Wednesday, May 14, 2008

Prospects bleak for GHS upgrade

Budget shortfall would delay modernization schedule by one year

E-mail this article \ Print this article


It is looking more and more like it may be too late for this year’s budget fight, but parents, alumni and students in the Gaithersburg schools cluster are not relenting in their fight for a new Gaithersburg High School.

On Thursday, the County Council is expected to push the decision on five high school modernizations to a budget wish list of unfunded projects the council can choose to include in the budget.

The plan delays the modernization Paint Branch, Gaithersburg, Seneca Valley and Wootton high schools by one year. Wheaton High School would be delayed two years, to be completed in August 2016.

The delay of all five high schools would save the county $119 million over six years, according to an analysis by County Council staffers.

Under the proposed plan, the new Gaithersburg High School would be ready in the fall of 2013 rather than 2012.

The delay pushes back the first major expenditure for Gaithersburg High — more than $30 million — to fiscal 2013, which begins July 1, 2012. By the end of fiscal 2014, delaying Gaithersburg High School by one year saves the county $4.7 million.

For years, parents at the 2,081-student school have lobbied county officials to get the project done.

That campaign reached a fever pitch this spring when County Executive Isiah Leggett’s proposed budget came up $75 million short of what the school system says it needs. Delaying the high school modernization schedule comes the closest of several recommendations to covering the difference.

‘‘The situation is dire. ... We want all the decision-makers to know that this community is extremely frustrated with the delay, and that we want to see action,” said Steve Augustino, said coordinator for the Gaithersburg schools cluster. ‘‘We want people to make a priority of high school modernization.”

Gaithersburg High is the school identified to be the most in need of replacing, according to an MCPS survey. The building is plagued with an infrastructure that is beyond repair, like the HVAC system that is so old that the school cannot find replacement parts, Augustino said. Secondly, the building has been added to in a piecemeal manner.

‘‘We’ve got hallways that are too narrow. We’ve got stairwells that don’t go anywhere,” he said. ‘‘We’ve got situations where literally we’ve got students who are in wheelchairs have to take three elevators to get between two classes.”

Parents, students and graduates sent the County Council hundreds of e-mails pleading their case. Among the e-mails are parents of elementary and middle school students pleading for the new building in time for their children; a recent alumna whose younger sibling was sent to private school rather than endure the decrepit conditions; and husband-and-wife alumni with children in the school reminiscing one parents’ night that the chemistry lab looks exactly as it did in the early 1970s.

It’s about more than just getting the school built.

‘‘[T]his effects everybody, even if you don’t have a child in Montgomery County schools.

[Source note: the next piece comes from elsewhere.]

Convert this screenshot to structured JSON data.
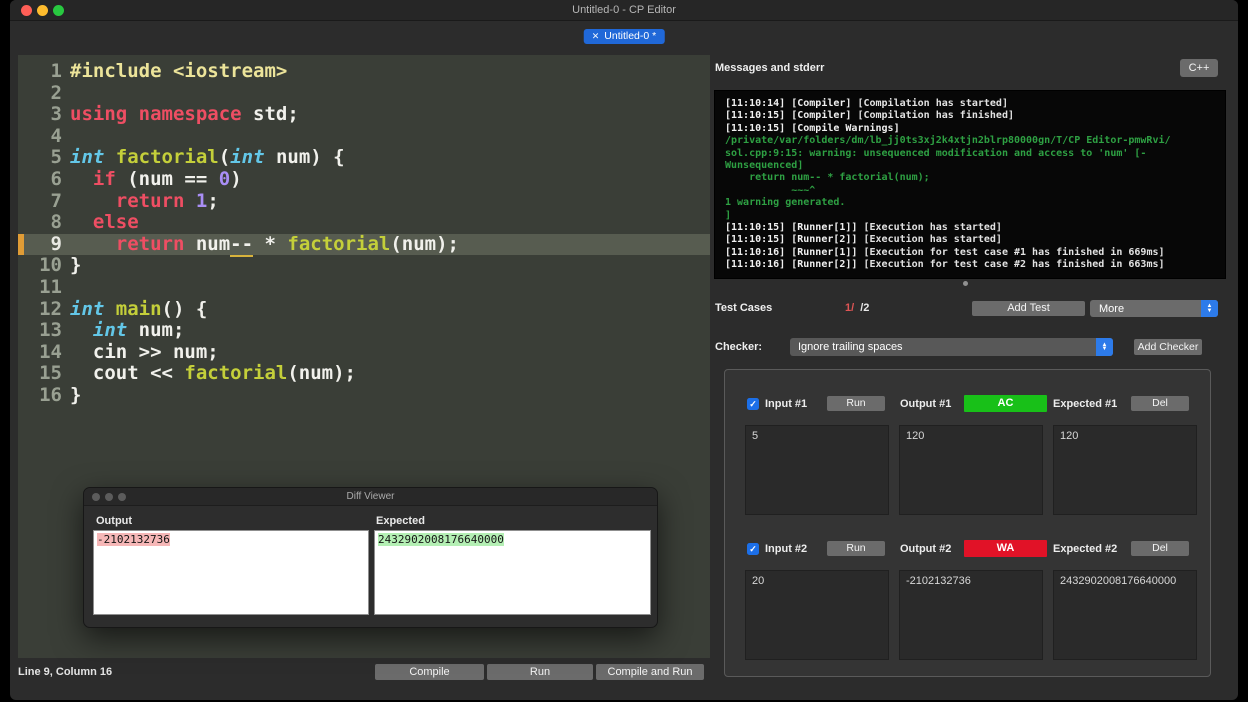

People are being told in the housing market, ‘Don’t buy this particular house because this one is in Gaithersburg [cluster].’”

The problem, said County Council President Michael J. Knapp, goes beyond the county’s budget woes to a shortfall in state funding.

The county has asked for an average of $128.4 million in state funding the last three years. Over that period, the state doled out an average of $40.9 million to MCPS, about 12.5 percent of the total given out to all county school systems in Maryland, said Knapp, whose district covers Gaithersburg and Seneca Valley high schools.

‘‘If everything stays the same [this year], we get $44 million,” said Knapp (D-Dist. 2) of Germantown. ‘‘Because we don’t have the money, we can’t build the schools.”